→ **ASSIGNED TASK**
The whole of the data, every line, should come back exactly the same.

** GIVEN INFORMATION follows **

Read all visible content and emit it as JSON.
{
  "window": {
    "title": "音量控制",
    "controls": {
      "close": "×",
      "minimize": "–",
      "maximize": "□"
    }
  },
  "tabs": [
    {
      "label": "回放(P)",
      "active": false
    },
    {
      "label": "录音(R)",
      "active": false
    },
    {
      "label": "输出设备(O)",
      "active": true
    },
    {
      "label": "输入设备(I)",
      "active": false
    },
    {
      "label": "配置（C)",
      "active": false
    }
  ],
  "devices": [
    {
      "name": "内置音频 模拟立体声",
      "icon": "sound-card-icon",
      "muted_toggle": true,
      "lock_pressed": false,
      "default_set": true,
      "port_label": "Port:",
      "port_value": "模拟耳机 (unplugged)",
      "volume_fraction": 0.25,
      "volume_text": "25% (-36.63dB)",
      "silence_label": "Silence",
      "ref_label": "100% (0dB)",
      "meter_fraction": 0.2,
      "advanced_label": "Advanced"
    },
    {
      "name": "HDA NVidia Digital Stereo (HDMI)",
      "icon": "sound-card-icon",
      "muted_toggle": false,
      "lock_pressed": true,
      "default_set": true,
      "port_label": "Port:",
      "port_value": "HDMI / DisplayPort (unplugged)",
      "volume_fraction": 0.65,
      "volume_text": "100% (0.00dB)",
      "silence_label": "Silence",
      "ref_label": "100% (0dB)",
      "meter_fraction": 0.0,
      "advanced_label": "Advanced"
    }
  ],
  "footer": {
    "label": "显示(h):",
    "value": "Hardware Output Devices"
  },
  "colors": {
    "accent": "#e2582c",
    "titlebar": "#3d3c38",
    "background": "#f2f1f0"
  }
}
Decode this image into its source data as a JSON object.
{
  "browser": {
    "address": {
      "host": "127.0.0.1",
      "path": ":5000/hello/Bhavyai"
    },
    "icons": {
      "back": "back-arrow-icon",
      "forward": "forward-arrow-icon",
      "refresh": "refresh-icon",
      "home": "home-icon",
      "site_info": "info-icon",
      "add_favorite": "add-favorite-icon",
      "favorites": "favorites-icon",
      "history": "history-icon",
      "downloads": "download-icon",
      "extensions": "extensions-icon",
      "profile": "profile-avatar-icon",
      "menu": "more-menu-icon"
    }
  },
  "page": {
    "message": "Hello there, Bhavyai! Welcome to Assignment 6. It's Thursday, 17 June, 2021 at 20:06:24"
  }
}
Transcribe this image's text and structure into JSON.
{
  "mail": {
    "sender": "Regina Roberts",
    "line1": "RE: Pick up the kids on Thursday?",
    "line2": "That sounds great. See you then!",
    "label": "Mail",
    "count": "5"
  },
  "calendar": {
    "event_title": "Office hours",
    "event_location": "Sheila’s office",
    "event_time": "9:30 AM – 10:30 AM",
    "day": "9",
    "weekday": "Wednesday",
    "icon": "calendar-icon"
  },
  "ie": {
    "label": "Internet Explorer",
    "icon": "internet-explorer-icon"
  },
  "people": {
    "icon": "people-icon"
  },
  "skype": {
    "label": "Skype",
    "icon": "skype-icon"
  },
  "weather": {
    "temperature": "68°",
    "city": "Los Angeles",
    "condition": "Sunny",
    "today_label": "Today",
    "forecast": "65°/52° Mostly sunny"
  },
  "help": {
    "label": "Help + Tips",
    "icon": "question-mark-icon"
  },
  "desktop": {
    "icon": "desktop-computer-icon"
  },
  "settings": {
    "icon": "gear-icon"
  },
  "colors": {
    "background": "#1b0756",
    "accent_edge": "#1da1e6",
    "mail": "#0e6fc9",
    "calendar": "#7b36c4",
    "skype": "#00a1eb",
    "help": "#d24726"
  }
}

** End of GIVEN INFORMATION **

→ **OUTPUT**
Read all visible content and emit it as JSON.
{
  "window": {
    "title": "音量控制",
    "controls": {
      "close": "×",
      "minimize": "–",
      "maximize": "□"
    }
  },
  "tabs": [
    {
      "label": "回放(P)",
      "active": false
    },
    {
      "label": "录音(R)",
      "active": false
    },
    {
      "label": "输出设备(O)",
      "active": true
    },
    {
      "label": "输入设备(I)",
      "active": false
    },
    {
      "label": "配置（C)",
      "active": false
    }
  ],
  "devices": [
    {
      "name": "内置音频 模拟立体声",
      "icon": "sound-card-icon",
      "muted_toggle": true,
      "lock_pressed": false,
      "default_set": true,
      "port_label": "Port:",
      "port_value": "模拟耳机 (unplugged)",
      "volume_fraction": 0.25,
      "volume_text": "25% (-36.63dB)",
      "silence_label": "Silence",
      "ref_label": "100% (0dB)",
      "meter_fraction": 0.2,
      "advanced_label": "Advanced"
    },
    {
      "name": "HDA NVidia Digital Stereo (HDMI)",
      "icon": "sound-card-icon",
      "muted_toggle": false,
      "lock_pressed": true,
      "default_set": true,
      "port_label": "Port:",
      "port_value": "HDMI / DisplayPort (unplugged)",
      "volume_fraction": 0.65,
      "volume_text": "100% (0.00dB)",
      "silence_label": "Silence",
      "ref_label": "100% (0dB)",
      "meter_fraction": 0.0,
      "advanced_label": "Advanced"
    }
  ],
  "footer": {
    "label": "显示(h):",
    "value": "Hardware Output Devices"
  },
  "colors": {
    "accent": "#e2582c",
    "titlebar": "#3d3c38",
    "background": "#f2f1f0"
  }
}
Decode this image into its source data as a JSON object.
{
  "browser": {
    "address": {
      "host": "127.0.0.1",
      "path": ":5000/hello/Bhavyai"
    },
    "icons": {
      "back": "back-arrow-icon",
      "forward": "forward-arrow-icon",
      "refresh": "refresh-icon",
      "home": "home-icon",
      "site_info": "info-icon",
      "add_favorite": "add-favorite-icon",
      "favorites": "favorites-icon",
      "history": "history-icon",
      "downloads": "download-icon",
      "extensions": "extensions-icon",
      "profile": "profile-avatar-icon",
      "menu": "more-menu-icon"
    }
  },
  "page": {
    "message": "Hello there, Bhavyai! Welcome to Assignment 6. It's Thursday, 17 June, 2021 at 20:06:24"
  }
}
Transcribe this image's text and structure into JSON.
{
  "mail": {
    "sender": "Regina Roberts",
    "line1": "RE: Pick up the kids on Thursday?",
    "line2": "That sounds great. See you then!",
    "label": "Mail",
    "count": "5"
  },
  "calendar": {
    "event_title": "Office hours",
    "event_location": "Sheila’s office",
    "event_time": "9:30 AM – 10:30 AM",
    "day": "9",
    "weekday": "Wednesday",
    "icon": "calendar-icon"
  },
  "ie": {
    "label": "Internet Explorer",
    "icon": "internet-explorer-icon"
  },
  "people": {
    "icon": "people-icon"
  },
  "skype": {
    "label": "Skype",
    "icon": "skype-icon"
  },
  "weather": {
    "temperature": "68°",
    "city": "Los Angeles",
    "condition": "Sunny",
    "today_label": "Today",
    "forecast": "65°/52° Mostly sunny"
  },
  "help": {
    "label": "Help + Tips",
    "icon": "question-mark-icon"
  },
  "desktop": {
    "icon": "desktop-computer-icon"
  },
  "settings": {
    "icon": "gear-icon"
  },
  "colors": {
    "background": "#1b0756",
    "accent_edge": "#1da1e6",
    "mail": "#0e6fc9",
    "calendar": "#7b36c4",
    "skype": "#00a1eb",
    "help": "#d24726"
  }
}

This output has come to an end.